In June 1917 they played a large part in the battle of Messines and it was here that Edward lost his life. The Messines Ridge was a narrow feature to the east of Ypres,   

Edward Mullins

which dominated the surrounding plain. It had been in German hands since 1914 and it gave them a panoramic view of the British lines. Tunnellers dug mines from behind the British lines to reach the strong points under the enemy lines. There were 19 of these and they were filled with 500 tons of explosives. The 2/Leinsters were positioned to north of Messines at the village of St. Eloi with the rest of the 24th Division.

On the morning of the 7th June, the artillery opened fire, providing a barrage of exploding shell behind which the infantry could advance. Simultaneously, the mines were detonated. These exploded, shattering the earth above and allowing for a virtually flawless capture. All of this had been preceded by one of the heaviest concentrations of artillery fire during the war. Many lives were lost and Edward was one of these.

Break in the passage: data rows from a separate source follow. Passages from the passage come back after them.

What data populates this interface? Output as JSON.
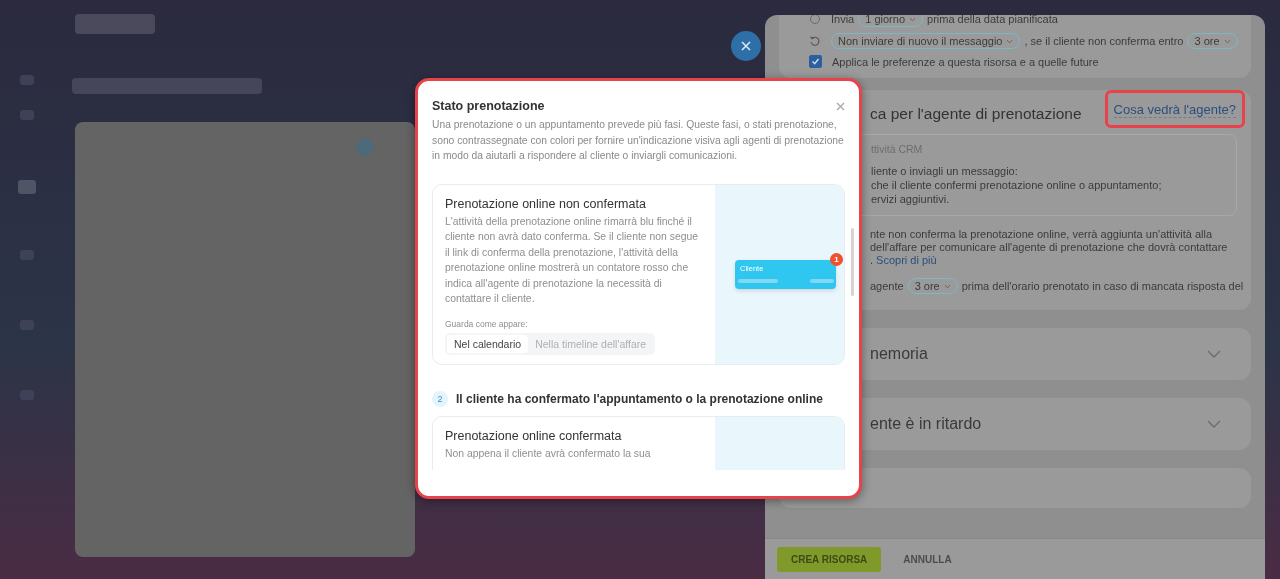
{
  "panel": {
    "send_row": {
      "prefix": "Invia",
      "select": "1 giorno",
      "suffix": "prima della data pianificata"
    },
    "repeat_row": {
      "select": "Non inviare di nuovo il messaggio",
      "middle": ", se il cliente non conferma entro",
      "select_2": "3 ore"
    },
    "apply_checkbox": {
      "label": "Applica le preferenze a questa risorsa e a quelle future",
      "checked": true
    },
    "agent_section": {
      "title": "ca per l'agente di prenotazione",
      "link": "Cosa vedrà l'agente?",
      "box_title": "ttività CRM",
      "box_lines": [
        "liente o inviagli un messaggio:",
        "che il cliente confermi prenotazione online o appuntamento;",
        "ervizi aggiuntivi."
      ],
      "info_lines": [
        "nte non conferma la prenotazione online, verrà aggiunta un'attività alla",
        "dell'affare per comunicare all'agente di prenotazione che dovrà contattare"
      ],
      "info_end": ".",
      "learn_more": "Scopri di più",
      "notify_prefix": "agente",
      "notify_select": "3 ore",
      "notify_suffix": "prima dell'orario prenotato in caso di mancata risposta del"
    },
    "accordions": [
      {
        "title": "nemoria",
        "expanded": false
      },
      {
        "title": "ente è in ritardo",
        "expanded": false
      }
    ],
    "buttons": [
      {
        "label": "CREA RISORSA",
        "kind": "primary"
      },
      {
        "label": "ANNULLA",
        "kind": "secondary"
      }
    ]
  },
  "dialog": {
    "title": "Stato prenotazione",
    "description": "Una prenotazione o un appuntamento prevede più fasi. Queste fasi, o stati prenotazione, sono contrassegnate con colori per fornire un'indicazione visiva agli agenti di prenotazione in modo da aiutarli a rispondere al cliente o inviargli comunicazioni.",
    "card": {
      "title": "Prenotazione online non confermata",
      "body": "L'attività della prenotazione online rimarrà blu finché il cliente non avrà dato conferma. Se il cliente non segue il link di conferma della prenotazione, l'attività della prenotazione online mostrerà un contatore rosso che indica all'agente di prenotazione la necessità di contattare il cliente.",
      "preview_label": "Guarda come appare:",
      "view_tabs": [
        {
          "label": "Nel calendario",
          "selected": true
        },
        {
          "label": "Nella timeline dell'affare",
          "selected": false
        }
      ],
      "illustration": {
        "label": "Cliente",
        "badge": "1"
      }
    },
    "step": {
      "number": "2",
      "title": "Il cliente ha confermato l'appuntamento o la prenotazione online"
    },
    "card_2": {
      "title": "Prenotazione online confermata",
      "body": "Non appena il cliente avrà confermato la sua"
    }
  }
}
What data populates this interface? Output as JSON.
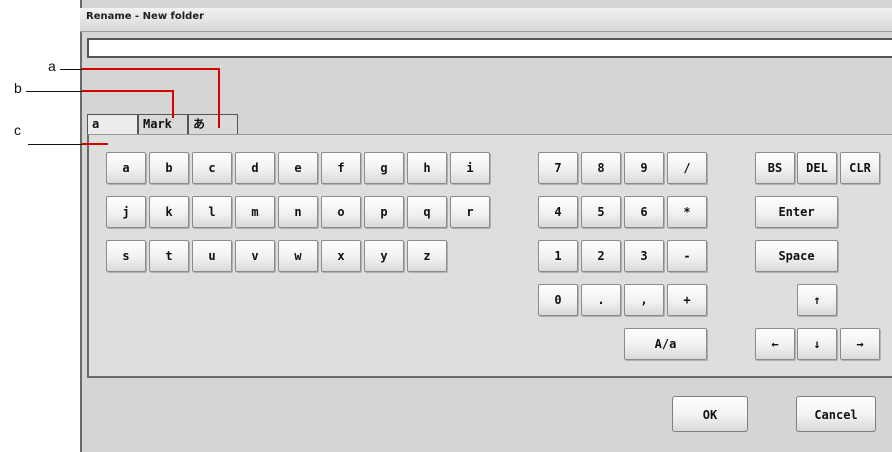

His body, like so many others, was never found. His name is one of thousands listed on the Menin Gate Memorial at Ypres, or Ieper as it is called today.